This delicious dish originates from the state of Louisiana, which blends the culinary regional Indian, African, French, and Spanish cultures. The word “gumbo” is derived from an African word for “okra” : “gombo.” It first appeared in print in 1805.
Although it doesn’t seem to sound very pretty, this word means ‘beautiful’! The root of the word, pulcher, is Latin for “beautiful,” but the use as an adjective appears to be of an American origin, dating sometime between 1910-1915.
Bronto = Greek word for ‘thunder’
+ phobia = fear
Does the word ‘Bronto’ ring a bell? Well, ‘brontosaurus’ means ‘thunder lizard’…
Derived from the Spanish literary character Don Quixote, this word captures his character’s essence. His comical misinterpretations of reality being at times funny, chivalrous, and ironic. He chooses to see things in the best light.
If something is ‘quixotic,’ it shares this unique quality with the literary figure.
Magic spells usually come to mind when this word is heard. It does, in fact have ancients roots, stemming back to the 2nd Century AD – it was in a poem written by Quintus Sammonicus Serenus entitled De Medicina Praecepta. As physician to the Roman emperor Caracalla, he prescribed that a sufferer from disease wear it as an amulet, in the form of a triangle:

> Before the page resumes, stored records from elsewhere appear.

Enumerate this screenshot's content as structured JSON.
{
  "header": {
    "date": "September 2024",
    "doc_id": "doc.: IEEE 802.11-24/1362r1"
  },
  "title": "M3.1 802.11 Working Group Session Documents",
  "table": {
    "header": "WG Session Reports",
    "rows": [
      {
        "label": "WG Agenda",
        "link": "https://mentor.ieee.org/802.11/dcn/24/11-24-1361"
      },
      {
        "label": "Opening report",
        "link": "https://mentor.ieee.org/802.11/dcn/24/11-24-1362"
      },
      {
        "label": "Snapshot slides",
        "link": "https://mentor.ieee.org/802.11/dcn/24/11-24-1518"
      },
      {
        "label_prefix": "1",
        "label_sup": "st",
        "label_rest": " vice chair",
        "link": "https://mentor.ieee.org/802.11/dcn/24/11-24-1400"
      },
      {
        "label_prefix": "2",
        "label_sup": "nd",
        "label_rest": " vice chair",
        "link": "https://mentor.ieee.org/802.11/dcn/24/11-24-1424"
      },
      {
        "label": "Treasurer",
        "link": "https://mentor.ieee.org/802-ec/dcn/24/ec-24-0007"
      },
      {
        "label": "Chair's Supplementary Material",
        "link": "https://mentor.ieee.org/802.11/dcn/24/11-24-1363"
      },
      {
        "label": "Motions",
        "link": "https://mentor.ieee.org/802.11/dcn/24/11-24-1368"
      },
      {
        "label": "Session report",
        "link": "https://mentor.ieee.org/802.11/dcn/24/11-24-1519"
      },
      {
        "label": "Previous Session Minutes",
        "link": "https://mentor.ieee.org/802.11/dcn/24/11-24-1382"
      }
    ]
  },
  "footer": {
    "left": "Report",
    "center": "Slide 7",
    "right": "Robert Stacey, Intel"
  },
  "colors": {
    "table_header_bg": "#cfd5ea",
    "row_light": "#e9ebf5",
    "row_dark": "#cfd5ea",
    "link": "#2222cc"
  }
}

Supposedly, this would diminish the hold the disease has over the patient / sufferer. It may have a Semitic origin, but it is also similar to the Aramaic ‘Abrahadabra’ which roughly translates to “I will create as I speak.”
Other associations with this word: ‘Abracadabra’ was used as a magical formula by the Gnostics of the sect of Basilides to invoke the aid of beneficient spirits against disease (according to the 1911 Encyclopedia Britannica) .